Component data from apps and pages
************

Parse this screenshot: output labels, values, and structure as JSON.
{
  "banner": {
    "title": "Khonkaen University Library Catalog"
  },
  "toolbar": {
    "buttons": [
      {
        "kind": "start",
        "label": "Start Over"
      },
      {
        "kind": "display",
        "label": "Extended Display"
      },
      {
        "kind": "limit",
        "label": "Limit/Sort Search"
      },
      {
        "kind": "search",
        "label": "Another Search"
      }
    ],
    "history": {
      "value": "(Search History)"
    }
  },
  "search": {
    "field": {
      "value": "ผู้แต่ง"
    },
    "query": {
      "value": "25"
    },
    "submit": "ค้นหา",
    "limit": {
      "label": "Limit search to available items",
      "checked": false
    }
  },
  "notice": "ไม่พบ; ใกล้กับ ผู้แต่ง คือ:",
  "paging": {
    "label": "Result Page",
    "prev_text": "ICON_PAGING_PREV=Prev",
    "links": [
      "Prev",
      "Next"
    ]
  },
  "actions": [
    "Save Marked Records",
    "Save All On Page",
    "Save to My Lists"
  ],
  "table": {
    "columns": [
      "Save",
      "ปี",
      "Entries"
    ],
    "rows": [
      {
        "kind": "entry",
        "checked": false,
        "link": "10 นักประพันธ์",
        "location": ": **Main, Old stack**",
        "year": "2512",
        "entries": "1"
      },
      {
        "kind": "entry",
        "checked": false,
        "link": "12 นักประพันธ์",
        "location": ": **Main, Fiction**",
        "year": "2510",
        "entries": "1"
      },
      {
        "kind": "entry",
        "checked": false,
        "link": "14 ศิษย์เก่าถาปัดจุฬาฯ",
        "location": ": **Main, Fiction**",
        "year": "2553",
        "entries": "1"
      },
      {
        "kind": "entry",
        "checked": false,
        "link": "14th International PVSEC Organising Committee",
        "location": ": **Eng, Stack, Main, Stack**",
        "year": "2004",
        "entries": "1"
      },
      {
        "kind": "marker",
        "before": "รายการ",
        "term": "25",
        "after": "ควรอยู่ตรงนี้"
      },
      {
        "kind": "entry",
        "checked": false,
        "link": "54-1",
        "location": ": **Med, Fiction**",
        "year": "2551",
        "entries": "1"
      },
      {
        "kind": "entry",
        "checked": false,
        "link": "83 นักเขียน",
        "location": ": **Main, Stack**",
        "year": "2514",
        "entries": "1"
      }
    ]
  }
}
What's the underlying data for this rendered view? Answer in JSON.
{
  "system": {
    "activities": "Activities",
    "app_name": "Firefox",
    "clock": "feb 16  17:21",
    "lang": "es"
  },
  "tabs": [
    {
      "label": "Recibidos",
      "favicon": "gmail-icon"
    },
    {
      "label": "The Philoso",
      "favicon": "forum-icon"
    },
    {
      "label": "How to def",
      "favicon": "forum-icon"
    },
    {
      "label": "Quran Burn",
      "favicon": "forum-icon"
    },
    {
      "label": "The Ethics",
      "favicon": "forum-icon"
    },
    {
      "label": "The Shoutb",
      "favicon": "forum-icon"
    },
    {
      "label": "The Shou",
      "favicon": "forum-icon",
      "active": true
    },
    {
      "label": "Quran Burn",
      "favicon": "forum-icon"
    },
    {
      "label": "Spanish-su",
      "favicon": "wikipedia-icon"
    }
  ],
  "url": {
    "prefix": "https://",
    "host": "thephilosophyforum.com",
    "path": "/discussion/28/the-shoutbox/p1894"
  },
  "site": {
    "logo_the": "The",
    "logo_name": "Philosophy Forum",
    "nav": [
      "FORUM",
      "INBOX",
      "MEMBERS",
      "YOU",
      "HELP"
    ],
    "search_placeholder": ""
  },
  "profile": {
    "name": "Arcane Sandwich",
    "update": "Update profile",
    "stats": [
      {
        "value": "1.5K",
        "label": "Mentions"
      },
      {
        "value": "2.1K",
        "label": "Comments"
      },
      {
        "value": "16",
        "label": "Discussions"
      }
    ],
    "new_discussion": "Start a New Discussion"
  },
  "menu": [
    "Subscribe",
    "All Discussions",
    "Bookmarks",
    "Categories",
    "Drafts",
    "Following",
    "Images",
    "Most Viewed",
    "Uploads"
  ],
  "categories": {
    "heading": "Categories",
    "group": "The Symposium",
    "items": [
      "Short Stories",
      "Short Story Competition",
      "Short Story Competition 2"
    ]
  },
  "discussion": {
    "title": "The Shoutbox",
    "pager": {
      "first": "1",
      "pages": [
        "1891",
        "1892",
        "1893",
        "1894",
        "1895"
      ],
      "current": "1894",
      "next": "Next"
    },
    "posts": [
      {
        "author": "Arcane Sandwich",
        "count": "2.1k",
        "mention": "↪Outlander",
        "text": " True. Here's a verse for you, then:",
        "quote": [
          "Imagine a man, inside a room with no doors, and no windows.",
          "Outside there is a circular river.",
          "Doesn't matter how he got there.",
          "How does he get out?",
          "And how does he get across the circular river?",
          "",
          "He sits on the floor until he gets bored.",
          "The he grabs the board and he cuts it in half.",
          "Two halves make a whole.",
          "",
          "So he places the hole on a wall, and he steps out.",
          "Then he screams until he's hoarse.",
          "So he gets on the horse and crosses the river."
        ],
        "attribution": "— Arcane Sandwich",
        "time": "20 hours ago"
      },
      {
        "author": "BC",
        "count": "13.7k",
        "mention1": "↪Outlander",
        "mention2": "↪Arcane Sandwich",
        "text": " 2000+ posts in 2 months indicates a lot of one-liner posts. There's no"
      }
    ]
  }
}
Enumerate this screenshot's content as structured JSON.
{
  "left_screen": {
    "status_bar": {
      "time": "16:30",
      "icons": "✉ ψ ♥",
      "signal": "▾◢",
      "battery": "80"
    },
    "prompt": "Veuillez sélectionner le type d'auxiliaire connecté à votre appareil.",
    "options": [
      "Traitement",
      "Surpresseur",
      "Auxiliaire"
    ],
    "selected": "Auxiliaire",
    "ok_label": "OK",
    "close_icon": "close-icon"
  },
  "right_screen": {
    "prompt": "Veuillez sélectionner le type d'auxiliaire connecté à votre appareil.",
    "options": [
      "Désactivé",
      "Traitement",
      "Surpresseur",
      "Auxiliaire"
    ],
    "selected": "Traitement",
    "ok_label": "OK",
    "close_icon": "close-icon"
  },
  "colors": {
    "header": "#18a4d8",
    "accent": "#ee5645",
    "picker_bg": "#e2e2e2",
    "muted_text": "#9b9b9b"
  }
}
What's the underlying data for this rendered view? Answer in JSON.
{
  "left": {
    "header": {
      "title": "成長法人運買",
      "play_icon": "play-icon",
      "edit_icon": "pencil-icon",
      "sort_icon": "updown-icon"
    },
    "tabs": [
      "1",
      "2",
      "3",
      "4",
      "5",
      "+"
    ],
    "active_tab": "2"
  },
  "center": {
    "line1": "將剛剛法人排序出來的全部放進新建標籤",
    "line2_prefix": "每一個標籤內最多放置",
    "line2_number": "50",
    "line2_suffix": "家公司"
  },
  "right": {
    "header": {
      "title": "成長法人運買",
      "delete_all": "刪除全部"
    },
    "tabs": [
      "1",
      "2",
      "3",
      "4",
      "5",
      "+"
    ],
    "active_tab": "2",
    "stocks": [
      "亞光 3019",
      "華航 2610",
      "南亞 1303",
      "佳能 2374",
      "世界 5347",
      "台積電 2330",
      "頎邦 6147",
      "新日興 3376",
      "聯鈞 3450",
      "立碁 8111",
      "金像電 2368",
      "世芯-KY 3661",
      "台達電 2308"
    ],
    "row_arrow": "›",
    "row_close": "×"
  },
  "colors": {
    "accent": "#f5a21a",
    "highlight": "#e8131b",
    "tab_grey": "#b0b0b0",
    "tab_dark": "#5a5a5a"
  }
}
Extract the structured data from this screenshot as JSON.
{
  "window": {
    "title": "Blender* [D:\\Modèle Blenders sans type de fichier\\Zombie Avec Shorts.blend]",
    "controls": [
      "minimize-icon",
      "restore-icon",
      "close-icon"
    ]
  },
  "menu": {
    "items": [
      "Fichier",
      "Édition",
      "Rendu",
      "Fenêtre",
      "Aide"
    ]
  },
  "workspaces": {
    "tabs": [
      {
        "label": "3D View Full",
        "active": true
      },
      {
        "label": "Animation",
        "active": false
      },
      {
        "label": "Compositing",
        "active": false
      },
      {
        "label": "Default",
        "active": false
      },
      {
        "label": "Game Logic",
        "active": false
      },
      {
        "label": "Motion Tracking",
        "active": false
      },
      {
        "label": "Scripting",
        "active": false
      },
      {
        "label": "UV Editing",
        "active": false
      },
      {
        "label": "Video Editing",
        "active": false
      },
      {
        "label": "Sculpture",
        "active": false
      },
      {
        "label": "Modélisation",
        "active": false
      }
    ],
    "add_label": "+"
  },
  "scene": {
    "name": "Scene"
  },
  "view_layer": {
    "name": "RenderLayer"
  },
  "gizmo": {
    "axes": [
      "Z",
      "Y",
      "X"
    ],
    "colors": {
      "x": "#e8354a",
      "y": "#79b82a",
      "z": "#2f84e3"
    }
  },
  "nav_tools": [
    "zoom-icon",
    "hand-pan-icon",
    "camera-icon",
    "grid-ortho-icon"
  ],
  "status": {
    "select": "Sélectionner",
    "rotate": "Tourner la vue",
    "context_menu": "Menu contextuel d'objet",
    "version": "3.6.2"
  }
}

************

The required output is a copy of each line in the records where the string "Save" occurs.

    "Save Marked Records",
    "Save All On Page",
    "Save to My Lists"
      "Save",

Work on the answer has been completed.